Toward the end of 2017, some evidence emerged that North Korea’s National Aerospace Development Administration (NADA), its civilian space agency, had been working on new satellite launch vehicle designs. Additionally, while the September 2018 military parade in Pyongyang excluded all ballistic missiles as diplomacy was ongoing with South Korea and the United States, it did feature a float prominently underscoring space exploration. (The float did not show an actual satellite launch vehicle, however.)
North Korean state media’s positive coverage of the Hanoi summit suggests that for now Pyongyang is content to work toward a third summit at some point in the future, but it wants Washington to take its negotiating positions seriously in the interim.
Trump—always so concerned about testing and launches in North Korea—perhaps missed a similar signal last year.
In November 2018, Kim oversaw the test of what the country’s state media called an “ultramodern tactical weapon.” The weapon wasn’t shown and coverage of the event was modest in the United States. By all accounts, it did little to shift the administration’s thinking on what might happen if diplomacy were to hit a wall.
This time, the signs are more apparent. Cable news—the president’s intelligence source of choice—has been all over recent reports about the reconstitution of these facilities. President Trump has set aside concern for now, noting that he would be “very disappointed” if the reports were true. Given that all this was well underway before the meeting in Hanoi, it’s more likely than not that the president knew about this from his pre-summit briefing.
In the end, the new activity at Sohae serves as a warning to Trump and reminder of what stands to be lost if this process were to collapse. Kim Jong Un warned during his New Year’s Day address that Washington should not test his “patience” and demand North Korea’s unilateral disarmament—which is exactly what happened in Hanoi.
Consider the work at Sohae a way for Kim to convert that same warning from words to satellite images.

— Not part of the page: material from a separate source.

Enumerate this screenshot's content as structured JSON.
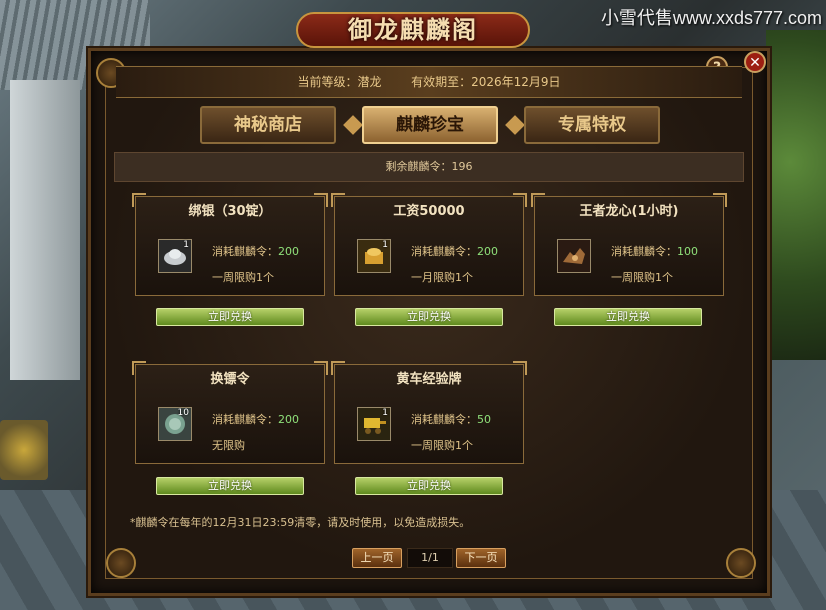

Before a third summit, Trump might finally get what North Korea is trying to say.